Pretending to be Dead

The Germans were on patrol.  We were advancing in a place where the Germans were on patrol, and there was a wire fence [that] had a lot of chickens. In Germany [where] the people live, there [were] a lot of chickens.  So we got this chicken house. And so they came up on me, up on our outfit on patrol too to see who was behind us.  We run into the German patrol so they start flying bullets at me and the other two guys which were on patrol.  I hopped out of there so they shot the two of them down — my two buddies.  They went down, and [in] my position, I just hit the ground.  I didn’t know what else to do or what else to feel. I just went [down] and hit the ground.

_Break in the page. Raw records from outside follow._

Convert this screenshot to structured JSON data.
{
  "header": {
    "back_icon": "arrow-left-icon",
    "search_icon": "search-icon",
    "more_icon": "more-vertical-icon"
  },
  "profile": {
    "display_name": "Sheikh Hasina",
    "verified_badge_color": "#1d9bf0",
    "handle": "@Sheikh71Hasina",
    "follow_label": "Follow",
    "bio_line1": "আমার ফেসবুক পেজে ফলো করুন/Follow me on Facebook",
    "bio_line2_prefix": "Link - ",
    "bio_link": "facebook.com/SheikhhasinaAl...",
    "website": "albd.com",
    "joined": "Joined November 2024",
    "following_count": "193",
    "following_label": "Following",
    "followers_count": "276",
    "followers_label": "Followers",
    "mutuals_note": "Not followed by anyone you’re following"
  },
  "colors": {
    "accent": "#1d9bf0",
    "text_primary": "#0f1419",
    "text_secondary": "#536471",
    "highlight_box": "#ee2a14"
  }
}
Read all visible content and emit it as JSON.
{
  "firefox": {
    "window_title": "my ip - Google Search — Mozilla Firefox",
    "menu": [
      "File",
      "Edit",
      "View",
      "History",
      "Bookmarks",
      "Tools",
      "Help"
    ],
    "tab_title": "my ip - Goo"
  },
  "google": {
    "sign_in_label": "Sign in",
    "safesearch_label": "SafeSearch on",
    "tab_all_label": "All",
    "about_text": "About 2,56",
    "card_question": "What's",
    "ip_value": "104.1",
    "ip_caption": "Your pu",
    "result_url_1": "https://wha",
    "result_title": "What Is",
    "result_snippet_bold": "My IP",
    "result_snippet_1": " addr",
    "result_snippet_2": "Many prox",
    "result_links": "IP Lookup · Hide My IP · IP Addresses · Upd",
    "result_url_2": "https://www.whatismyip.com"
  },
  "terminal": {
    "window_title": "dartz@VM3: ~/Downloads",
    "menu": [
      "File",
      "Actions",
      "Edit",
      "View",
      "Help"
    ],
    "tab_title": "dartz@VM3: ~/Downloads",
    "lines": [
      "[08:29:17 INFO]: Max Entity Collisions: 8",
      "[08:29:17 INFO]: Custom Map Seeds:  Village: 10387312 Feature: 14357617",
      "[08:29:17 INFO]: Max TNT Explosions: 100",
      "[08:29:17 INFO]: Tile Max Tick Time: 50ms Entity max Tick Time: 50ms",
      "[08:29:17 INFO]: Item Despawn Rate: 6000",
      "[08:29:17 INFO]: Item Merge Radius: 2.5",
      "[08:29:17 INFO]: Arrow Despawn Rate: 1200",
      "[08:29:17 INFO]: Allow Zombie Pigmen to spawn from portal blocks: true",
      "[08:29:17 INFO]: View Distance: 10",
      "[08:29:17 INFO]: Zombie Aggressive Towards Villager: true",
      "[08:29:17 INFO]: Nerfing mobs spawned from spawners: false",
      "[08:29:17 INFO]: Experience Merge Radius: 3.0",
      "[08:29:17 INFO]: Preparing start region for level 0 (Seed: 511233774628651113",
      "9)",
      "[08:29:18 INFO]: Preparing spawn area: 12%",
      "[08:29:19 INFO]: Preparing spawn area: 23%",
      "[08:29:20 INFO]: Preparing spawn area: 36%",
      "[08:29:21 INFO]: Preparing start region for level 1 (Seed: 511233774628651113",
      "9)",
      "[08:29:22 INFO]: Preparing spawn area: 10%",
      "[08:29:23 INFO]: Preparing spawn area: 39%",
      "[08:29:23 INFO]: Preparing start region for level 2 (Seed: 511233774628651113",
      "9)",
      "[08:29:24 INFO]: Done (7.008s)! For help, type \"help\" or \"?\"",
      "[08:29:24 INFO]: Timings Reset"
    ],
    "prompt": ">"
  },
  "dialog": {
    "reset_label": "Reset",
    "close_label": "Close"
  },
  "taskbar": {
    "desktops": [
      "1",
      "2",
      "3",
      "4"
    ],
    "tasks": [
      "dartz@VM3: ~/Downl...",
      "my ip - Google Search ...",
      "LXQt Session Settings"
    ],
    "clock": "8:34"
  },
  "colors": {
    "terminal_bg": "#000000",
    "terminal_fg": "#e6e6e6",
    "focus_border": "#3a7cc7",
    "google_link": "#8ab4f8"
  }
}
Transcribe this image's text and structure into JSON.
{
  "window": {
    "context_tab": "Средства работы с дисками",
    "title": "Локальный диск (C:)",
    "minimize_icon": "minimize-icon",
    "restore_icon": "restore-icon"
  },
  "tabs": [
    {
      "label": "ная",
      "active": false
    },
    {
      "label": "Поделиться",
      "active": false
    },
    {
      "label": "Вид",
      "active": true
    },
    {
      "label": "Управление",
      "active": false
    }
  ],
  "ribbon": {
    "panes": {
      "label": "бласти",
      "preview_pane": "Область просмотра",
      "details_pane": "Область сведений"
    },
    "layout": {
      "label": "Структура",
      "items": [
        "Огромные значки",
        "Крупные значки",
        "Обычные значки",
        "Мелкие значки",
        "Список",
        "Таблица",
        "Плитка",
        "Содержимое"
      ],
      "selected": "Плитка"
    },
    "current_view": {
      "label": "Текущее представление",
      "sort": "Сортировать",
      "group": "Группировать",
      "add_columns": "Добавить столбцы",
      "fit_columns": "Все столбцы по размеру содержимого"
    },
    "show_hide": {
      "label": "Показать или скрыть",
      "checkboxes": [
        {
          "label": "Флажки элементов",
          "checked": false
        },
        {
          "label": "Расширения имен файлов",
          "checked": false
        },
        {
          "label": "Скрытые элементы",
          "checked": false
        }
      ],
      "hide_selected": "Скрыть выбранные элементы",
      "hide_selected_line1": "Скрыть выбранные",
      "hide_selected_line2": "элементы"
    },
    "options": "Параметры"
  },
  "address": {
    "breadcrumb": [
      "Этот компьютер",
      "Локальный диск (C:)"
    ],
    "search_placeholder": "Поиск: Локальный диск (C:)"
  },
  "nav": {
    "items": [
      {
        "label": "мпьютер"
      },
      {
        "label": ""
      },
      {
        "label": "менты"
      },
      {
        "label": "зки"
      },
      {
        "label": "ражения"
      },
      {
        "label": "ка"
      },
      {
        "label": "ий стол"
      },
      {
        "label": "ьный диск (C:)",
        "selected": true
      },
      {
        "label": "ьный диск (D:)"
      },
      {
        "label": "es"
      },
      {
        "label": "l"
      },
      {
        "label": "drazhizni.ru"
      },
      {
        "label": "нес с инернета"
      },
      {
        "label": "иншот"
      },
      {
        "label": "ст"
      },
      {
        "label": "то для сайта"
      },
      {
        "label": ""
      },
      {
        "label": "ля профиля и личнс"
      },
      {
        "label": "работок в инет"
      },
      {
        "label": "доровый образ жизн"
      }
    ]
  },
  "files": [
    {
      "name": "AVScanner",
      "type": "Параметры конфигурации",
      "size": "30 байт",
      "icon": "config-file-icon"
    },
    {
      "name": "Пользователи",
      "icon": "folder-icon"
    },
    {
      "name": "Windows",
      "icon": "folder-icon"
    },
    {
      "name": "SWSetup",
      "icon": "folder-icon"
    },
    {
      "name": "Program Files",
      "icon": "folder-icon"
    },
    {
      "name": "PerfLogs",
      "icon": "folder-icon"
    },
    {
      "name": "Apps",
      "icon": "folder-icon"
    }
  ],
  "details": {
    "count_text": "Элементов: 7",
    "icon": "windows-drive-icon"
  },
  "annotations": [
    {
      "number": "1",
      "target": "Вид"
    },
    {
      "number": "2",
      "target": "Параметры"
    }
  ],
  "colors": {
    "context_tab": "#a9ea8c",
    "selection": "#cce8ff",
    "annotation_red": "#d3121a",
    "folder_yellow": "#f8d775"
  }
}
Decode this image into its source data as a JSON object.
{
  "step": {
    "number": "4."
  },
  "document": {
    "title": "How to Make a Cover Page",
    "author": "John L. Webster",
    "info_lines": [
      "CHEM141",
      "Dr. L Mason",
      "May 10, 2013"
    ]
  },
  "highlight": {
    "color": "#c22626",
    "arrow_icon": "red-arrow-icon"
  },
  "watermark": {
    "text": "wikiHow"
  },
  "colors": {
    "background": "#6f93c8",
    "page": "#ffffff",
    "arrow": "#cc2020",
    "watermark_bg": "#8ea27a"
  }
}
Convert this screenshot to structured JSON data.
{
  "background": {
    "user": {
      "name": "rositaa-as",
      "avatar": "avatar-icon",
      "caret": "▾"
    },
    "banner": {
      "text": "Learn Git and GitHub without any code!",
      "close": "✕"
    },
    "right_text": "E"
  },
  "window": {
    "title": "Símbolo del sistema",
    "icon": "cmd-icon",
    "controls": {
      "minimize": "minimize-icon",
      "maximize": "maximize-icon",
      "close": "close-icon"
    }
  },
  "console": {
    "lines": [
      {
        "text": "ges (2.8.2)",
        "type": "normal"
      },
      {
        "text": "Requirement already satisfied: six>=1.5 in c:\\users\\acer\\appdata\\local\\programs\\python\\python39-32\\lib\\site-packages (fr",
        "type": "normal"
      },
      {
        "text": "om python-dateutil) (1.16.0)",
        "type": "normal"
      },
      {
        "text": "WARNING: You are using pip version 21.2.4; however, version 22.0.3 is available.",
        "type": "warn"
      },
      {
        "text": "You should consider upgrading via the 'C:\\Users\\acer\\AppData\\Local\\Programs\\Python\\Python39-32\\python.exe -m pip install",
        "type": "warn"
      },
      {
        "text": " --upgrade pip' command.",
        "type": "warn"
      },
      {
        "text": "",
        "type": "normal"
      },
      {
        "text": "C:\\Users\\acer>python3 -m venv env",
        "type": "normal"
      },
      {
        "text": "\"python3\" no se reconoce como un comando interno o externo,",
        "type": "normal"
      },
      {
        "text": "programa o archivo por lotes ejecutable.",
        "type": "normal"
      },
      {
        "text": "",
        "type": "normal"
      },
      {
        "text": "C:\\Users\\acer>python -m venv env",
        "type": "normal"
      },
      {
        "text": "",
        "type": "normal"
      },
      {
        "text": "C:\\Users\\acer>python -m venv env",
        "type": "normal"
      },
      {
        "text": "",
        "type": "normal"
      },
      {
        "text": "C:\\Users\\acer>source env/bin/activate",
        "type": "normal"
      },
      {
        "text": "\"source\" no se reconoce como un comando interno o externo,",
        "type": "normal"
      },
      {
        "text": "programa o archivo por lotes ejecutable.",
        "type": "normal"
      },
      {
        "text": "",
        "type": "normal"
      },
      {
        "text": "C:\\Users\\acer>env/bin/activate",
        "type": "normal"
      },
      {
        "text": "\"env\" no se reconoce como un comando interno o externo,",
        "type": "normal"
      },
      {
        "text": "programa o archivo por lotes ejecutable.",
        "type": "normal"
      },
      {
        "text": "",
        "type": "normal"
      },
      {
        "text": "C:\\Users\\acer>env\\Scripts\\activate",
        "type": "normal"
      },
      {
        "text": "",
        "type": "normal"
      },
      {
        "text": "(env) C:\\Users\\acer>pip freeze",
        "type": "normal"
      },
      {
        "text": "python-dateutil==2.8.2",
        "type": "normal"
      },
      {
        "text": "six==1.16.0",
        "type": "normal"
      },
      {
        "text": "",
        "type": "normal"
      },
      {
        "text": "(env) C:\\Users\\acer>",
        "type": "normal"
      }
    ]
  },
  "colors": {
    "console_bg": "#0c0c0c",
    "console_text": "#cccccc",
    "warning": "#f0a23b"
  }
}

I didn’t know what else to do or what else to feel.  They came in.  The Germans were still not firing but they kept coming and coming.  They found me on the ground, and they sat there and talked for I guess maybe five or ten minutes.  What they were talking about, I don’t know, but they were saying something.  Anyway, they thought I was dead.  They didn’t bother me.  [They] only gave me a kick with their foot, turned me over.  I was laying on my back, and they gave me a kick.  It turned me over on my face down so they thought that was good enough I guess.  So they left. Our platoon came and discovered me again.  They rescued me, and we were all safe from then on out.